§ Task details
Print out the data precisely as it appears here, with no pictures.

§ Exercise data
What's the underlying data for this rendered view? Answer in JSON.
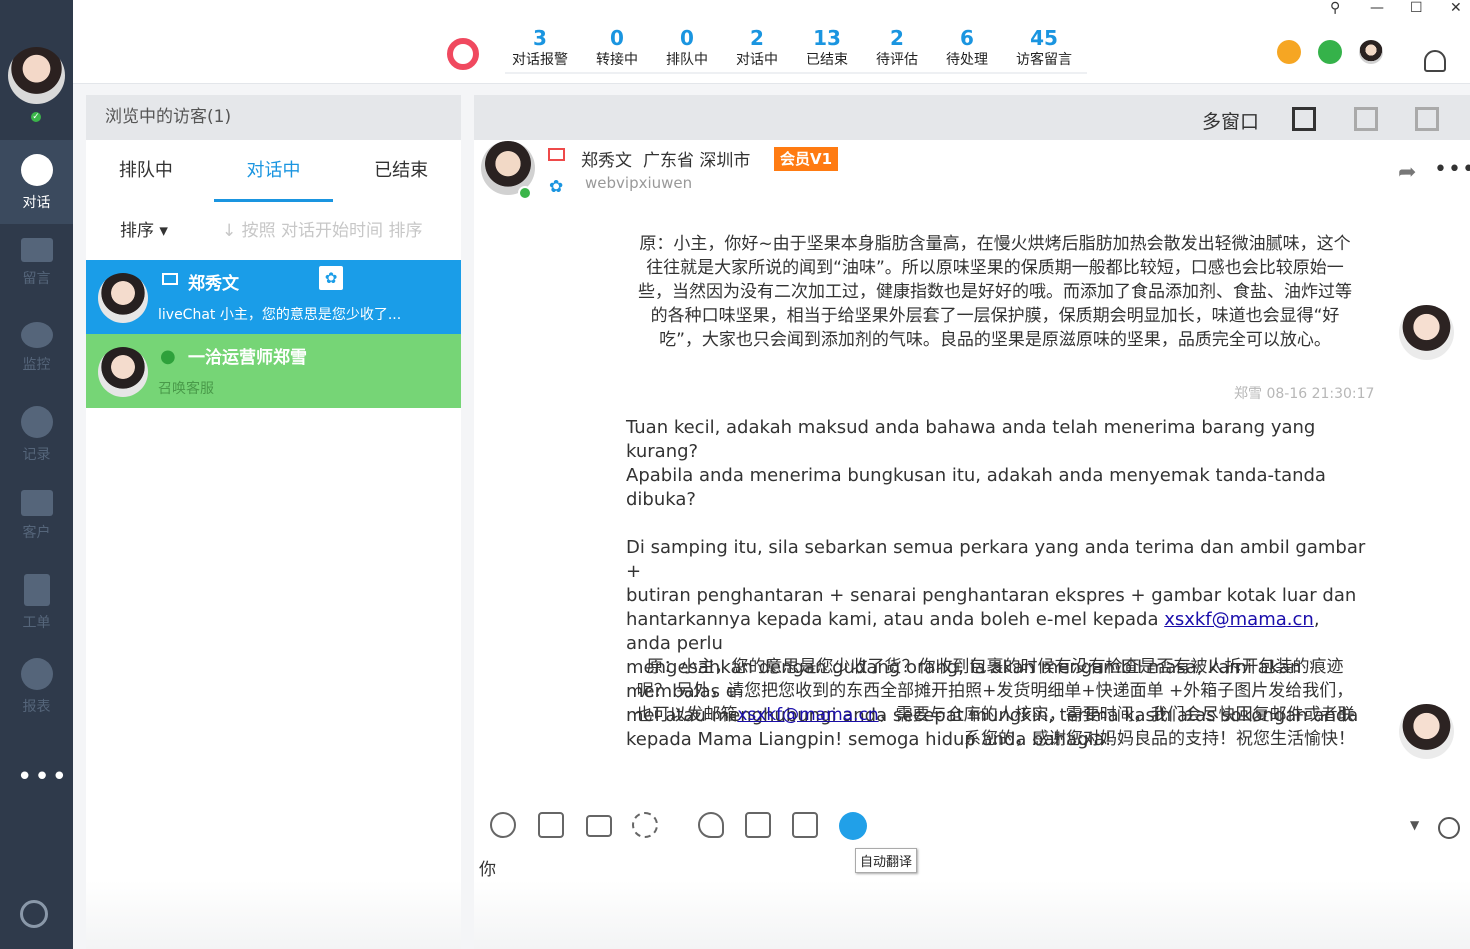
{
  "nav": {
    "items": [
      {
        "label": "对话",
        "icon": "chat-bubble-icon"
      },
      {
        "label": "留言",
        "icon": "envelope-icon"
      },
      {
        "label": "监控",
        "icon": "eye-icon"
      },
      {
        "label": "记录",
        "icon": "clock-icon"
      },
      {
        "label": "客户",
        "icon": "contact-card-icon"
      },
      {
        "label": "工单",
        "icon": "clipboard-icon"
      },
      {
        "label": "报表",
        "icon": "pie-chart-icon"
      }
    ],
    "more": "•••",
    "online_mark": "✓"
  },
  "stats": [
    {
      "num": "3",
      "label": "对话报警"
    },
    {
      "num": "0",
      "label": "转接中"
    },
    {
      "num": "0",
      "label": "排队中"
    },
    {
      "num": "2",
      "label": "对话中"
    },
    {
      "num": "13",
      "label": "已结束"
    },
    {
      "num": "2",
      "label": "待评估"
    },
    {
      "num": "6",
      "label": "待处理"
    },
    {
      "num": "45",
      "label": "访客留言"
    }
  ],
  "window_controls": {
    "pin": "⚲",
    "minimize": "—",
    "maximize": "☐",
    "close": "✕"
  },
  "visitors": {
    "header": "浏览中的访客(1)",
    "tabs": [
      "排队中",
      "对话中",
      "已结束"
    ],
    "sort_label": "排序 ▾",
    "sort_hint": "↓ 按照  对话开始时间 排序",
    "rows": [
      {
        "name": "郑秀文",
        "message": "liveChat 小主，您的意思是您少收了...",
        "source_icon": "baidu-paw-icon"
      },
      {
        "name": "一洽运营师郑雪",
        "message": "召唤客服",
        "source_icon": "wechat-icon"
      }
    ]
  },
  "chat": {
    "toolbar_label": "多窗口",
    "customer": {
      "name": "郑秀文",
      "location": "广东省 深圳市",
      "badge": "会员V1",
      "site": "webvipxiuwen"
    },
    "messages": {
      "cn1_lines": [
        "原：小主，你好~由于坚果本身脂肪含量高，在慢火烘烤后脂肪加热会散发出轻微油腻味，这个",
        "往往就是大家所说的闻到“油味”。所以原味坚果的保质期一般都比较短，口感也会比较原始一",
        "些，当然因为没有二次加工过，健康指数也是好好的哦。而添加了食品添加剂、食盐、油炸过等",
        "的各种口味坚果，相当于给坚果外层套了一层保护膜，保质期会明显加长，味道也会显得“好",
        "吃”，大家也只会闻到添加剂的气味。良品的坚果是原滋原味的坚果，品质完全可以放心。"
      ],
      "timestamp": "郑雪  08-16 21:30:17",
      "en_p1": [
        "Tuan kecil, adakah maksud anda bahawa anda telah menerima barang yang kurang?",
        "Apabila anda menerima bungkusan itu, adakah anda menyemak tanda-tanda dibuka?"
      ],
      "en_p2_a": [
        "Di samping itu, sila sebarkan semua perkara yang anda terima dan ambil gambar +",
        "butiran penghantaran + senarai penghantaran ekspres + gambar kotak luar dan"
      ],
      "en_p2_b_before": "hantarkannya kepada kami, atau anda boleh e-mel kepada ",
      "email": "xsxkf@mama.cn",
      "en_p2_b_after": ", anda perlu",
      "en_p2_c": [
        "mengesahkan dengan gudang orang, ia akan mengambil masa, kami akan membalas e-",
        "mel atau menghubungi anda secepat mungkin, terima kasih atas sokongan anda",
        "kepada Mama Liangpin! semoga hidup anda bahagia!"
      ],
      "cn2_l1": "原：小主，您的意思是您少收了货？你收到包裹的时候有没有检查是否有被人拆开包装的痕迹",
      "cn2_l2": "呢？ 另外，请您把您收到的东西全部摊开拍照+发货明细单+快递面单 +外箱子图片发给我们，",
      "cn2_l3_before": "也可以发邮箱",
      "cn2_l3_after": "，需要与仓库的人核实，需要时间，我们会尽快回复邮件或者联",
      "cn2_l4": "系您的，感谢您对妈妈良品的支持！祝您生活愉快！"
    },
    "input_value": "你",
    "tooltip": "自动翻译"
  }
}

§ Your solution
What's the underlying data for this rendered view? Answer in JSON.
{
  "nav": {
    "items": [
      {
        "label": "对话",
        "icon": "chat-bubble-icon"
      },
      {
        "label": "留言",
        "icon": "envelope-icon"
      },
      {
        "label": "监控",
        "icon": "eye-icon"
      },
      {
        "label": "记录",
        "icon": "clock-icon"
      },
      {
        "label": "客户",
        "icon": "contact-card-icon"
      },
      {
        "label": "工单",
        "icon": "clipboard-icon"
      },
      {
        "label": "报表",
        "icon": "pie-chart-icon"
      }
    ],
    "more": "•••",
    "online_mark": "✓"
  },
  "stats": [
    {
      "num": "3",
      "label": "对话报警"
    },
    {
      "num": "0",
      "label": "转接中"
    },
    {
      "num": "0",
      "label": "排队中"
    },
    {
      "num": "2",
      "label": "对话中"
    },
    {
      "num": "13",
      "label": "已结束"
    },
    {
      "num": "2",
      "label": "待评估"
    },
    {
      "num": "6",
      "label": "待处理"
    },
    {
      "num": "45",
      "label": "访客留言"
    }
  ],
  "window_controls": {
    "pin": "⚲",
    "minimize": "—",
    "maximize": "☐",
    "close": "✕"
  },
  "visitors": {
    "header": "浏览中的访客(1)",
    "tabs": [
      "排队中",
      "对话中",
      "已结束"
    ],
    "sort_label": "排序 ▾",
    "sort_hint": "↓ 按照  对话开始时间 排序",
    "rows": [
      {
        "name": "郑秀文",
        "message": "liveChat 小主，您的意思是您少收了...",
        "source_icon": "baidu-paw-icon"
      },
      {
        "name": "一洽运营师郑雪",
        "message": "召唤客服",
        "source_icon": "wechat-icon"
      }
    ]
  },
  "chat": {
    "toolbar_label": "多窗口",
    "customer": {
      "name": "郑秀文",
      "location": "广东省 深圳市",
      "badge": "会员V1",
      "site": "webvipxiuwen"
    },
    "messages": {
      "cn1_lines": [
        "原：小主，你好~由于坚果本身脂肪含量高，在慢火烘烤后脂肪加热会散发出轻微油腻味，这个",
        "往往就是大家所说的闻到“油味”。所以原味坚果的保质期一般都比较短，口感也会比较原始一",
        "些，当然因为没有二次加工过，健康指数也是好好的哦。而添加了食品添加剂、食盐、油炸过等",
        "的各种口味坚果，相当于给坚果外层套了一层保护膜，保质期会明显加长，味道也会显得“好",
        "吃”，大家也只会闻到添加剂的气味。良品的坚果是原滋原味的坚果，品质完全可以放心。"
      ],
      "timestamp": "郑雪  08-16 21:30:17",
      "en_p1": [
        "Tuan kecil, adakah maksud anda bahawa anda telah menerima barang yang kurang?",
        "Apabila anda menerima bungkusan itu, adakah anda menyemak tanda-tanda dibuka?"
      ],
      "en_p2_a": [
        "Di samping itu, sila sebarkan semua perkara yang anda terima dan ambil gambar +",
        "butiran penghantaran + senarai penghantaran ekspres + gambar kotak luar dan"
      ],
      "en_p2_b_before": "hantarkannya kepada kami, atau anda boleh e-mel kepada ",
      "email": "xsxkf@mama.cn",
      "en_p2_b_after": ", anda perlu",
      "en_p2_c": [
        "mengesahkan dengan gudang orang, ia akan mengambil masa, kami akan membalas e-",
        "mel atau menghubungi anda secepat mungkin, terima kasih atas sokongan anda",
        "kepada Mama Liangpin! semoga hidup anda bahagia!"
      ],
      "cn2_l1": "原：小主，您的意思是您少收了货？你收到包裹的时候有没有检查是否有被人拆开包装的痕迹",
      "cn2_l2": "呢？ 另外，请您把您收到的东西全部摊开拍照+发货明细单+快递面单 +外箱子图片发给我们，",
      "cn2_l3_before": "也可以发邮箱",
      "cn2_l3_after": "，需要与仓库的人核实，需要时间，我们会尽快回复邮件或者联",
      "cn2_l4": "系您的，感谢您对妈妈良品的支持！祝您生活愉快！"
    },
    "input_value": "你",
    "tooltip": "自动翻译"
  }
}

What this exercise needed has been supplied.